Though my first child was by far my easiest baby in temperament, I fought months of exhaustion and discouragement. It wasn’t so much the work as the responsibility. This small person would be utterly dependent on me for an awfully long time. There was no mom to call on but me. At any hour of the day or night, he might need me and I would be on duty. Some women thrive on that sweet dependence and connection, but for me, the first time around spelled claustrophobia and fear.

I felt small and inexperienced. I thought all moms were selfless, and tireless, and above all knew what to do. I was just me, trying to wing it. Living in a new community without extended family, just beginning to form friendships, I felt so isolated and unprotected. Who would guide me? Who would take care of me?

If this is you, take heart. You’re not alone, and it gets better, I promise.

newborn crying

Though I now mother four children, and regularly conquer task lists that would once have looked superhuman to me, I’d personally take this stage any day over that first one. It was hard!—and new moms are brave!—and I never had to go through it again. My others babies didn’t come close to packing the overwhelming responsibility of the first. I’d deal with a couple weeks of emotional drama post-partum, and then things would level off. I can do this. I remember how. It’s going to be okay.

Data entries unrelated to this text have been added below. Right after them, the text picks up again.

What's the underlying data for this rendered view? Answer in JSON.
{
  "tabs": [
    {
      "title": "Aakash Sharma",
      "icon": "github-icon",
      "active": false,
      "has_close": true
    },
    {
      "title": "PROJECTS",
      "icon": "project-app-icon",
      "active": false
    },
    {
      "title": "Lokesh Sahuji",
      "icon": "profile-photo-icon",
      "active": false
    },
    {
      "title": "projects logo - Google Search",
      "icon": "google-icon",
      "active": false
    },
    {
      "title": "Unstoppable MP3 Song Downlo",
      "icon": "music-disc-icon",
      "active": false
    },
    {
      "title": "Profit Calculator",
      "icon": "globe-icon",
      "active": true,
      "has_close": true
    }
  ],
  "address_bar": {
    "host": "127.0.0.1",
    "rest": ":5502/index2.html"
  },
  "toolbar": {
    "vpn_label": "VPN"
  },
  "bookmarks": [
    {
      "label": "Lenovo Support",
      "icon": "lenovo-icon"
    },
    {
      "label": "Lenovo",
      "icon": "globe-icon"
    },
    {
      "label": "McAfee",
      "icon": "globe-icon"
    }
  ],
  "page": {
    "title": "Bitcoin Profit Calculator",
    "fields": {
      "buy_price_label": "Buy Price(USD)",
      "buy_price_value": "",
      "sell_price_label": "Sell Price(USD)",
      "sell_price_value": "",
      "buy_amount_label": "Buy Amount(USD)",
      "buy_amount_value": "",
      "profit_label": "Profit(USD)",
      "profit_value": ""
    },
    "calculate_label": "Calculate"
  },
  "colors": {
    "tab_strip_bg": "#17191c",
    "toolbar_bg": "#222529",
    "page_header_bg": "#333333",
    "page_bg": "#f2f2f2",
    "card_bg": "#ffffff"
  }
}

{If by any chance you are pregnant with your first baby, this is not the time for you to start freaking out. You will surely be one of the moms who finds those newborn days simply sweet! And there’s this…}

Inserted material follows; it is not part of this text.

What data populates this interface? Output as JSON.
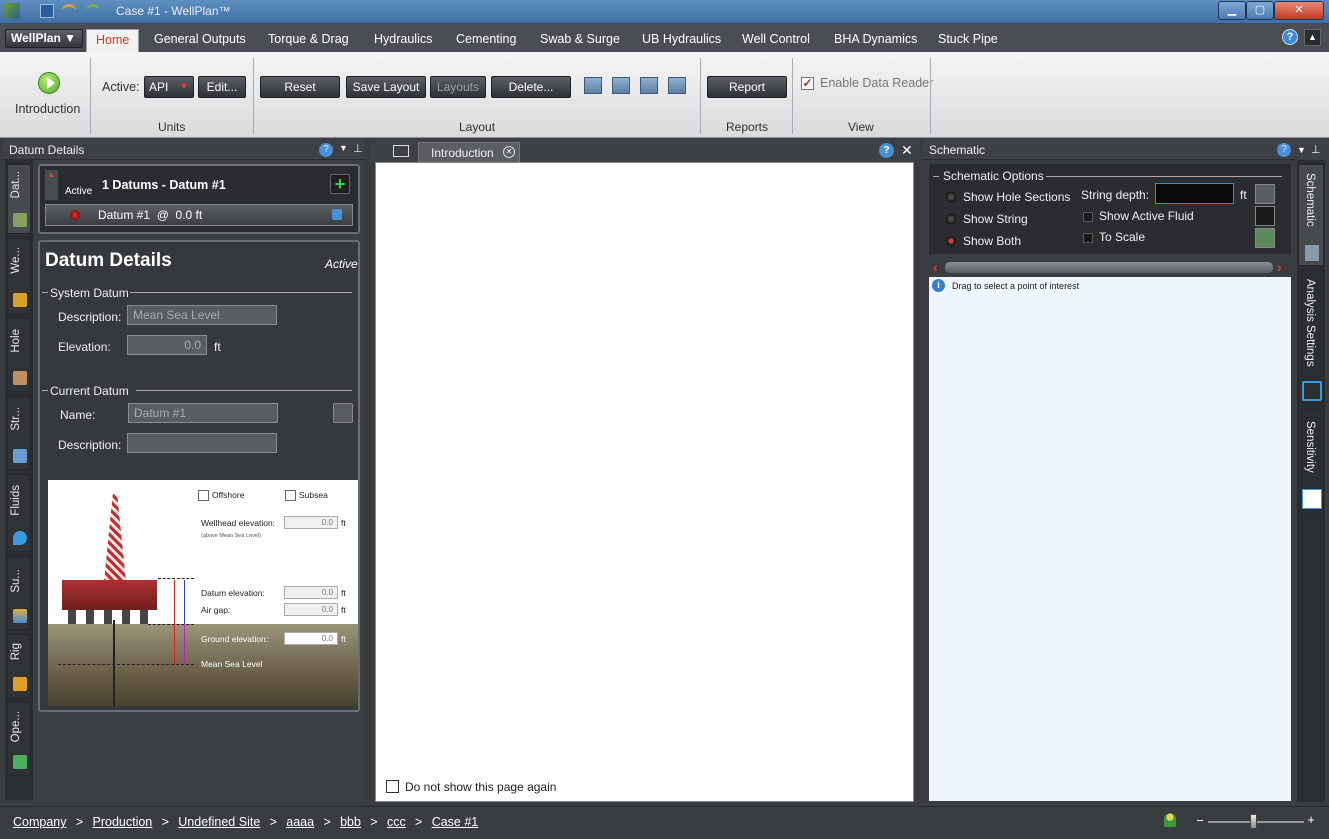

The thing about mothering is, you have to learn as you go.

You can read the best books, be loved by the best husband, line up the most support, and in the end, it’s still you who has to show up and make this thing happen. But you have Jesus. He won’t leave you. You’ve never done this before, and that’s okay. You won’t do it perfectly, and that’s okay. Babies are more resilient than you think, and although there’s a lot you can learn, there isn’t one right way to do it.

You are in a role that nothing but the role quite prepares you for. And you’ll get better at it.

You don’t have to love every minute. You don’t have to feel that all your dreams came true and your baby is a squishable shnookums you can’t stop holding. You just have to show up. Ask for help. Talk to your husband/ your doctor/ a few friends about what you’re feeling. And show up.

“When do you start liking it?” a young mother asked me lately. She wasn’t talking about mothering so much as housework, endless dishes and laundry in a lonely house when she’s a woman who loves people and getting out.

“You don’t have to like it,” I said firmly. (The “loving every minute” jazz puts way too much pressure on the rest of us.) “You don’t have to like it. You just have to do it.”

Whoa, I thought. What kind of advice is coming out of my mouth?!?

“And pretty soon, you’ll be good at it.

kissing a newborn

Pretty soon, you’ll find that the bewildering blur of diapers and nursing pads and sleep schedules has settled into quite a workable system, and you’ll be whirring in the hub of it, doing what you’re good at.

There is a lot of joy there.

*****

All photos in this post were taken by my friend Shaunda Stoltzfus when my daughter Kelly was two weeks old. You’d never know it, but five of our older kids were tearing around and climbing all. over. us. during this photoshoot.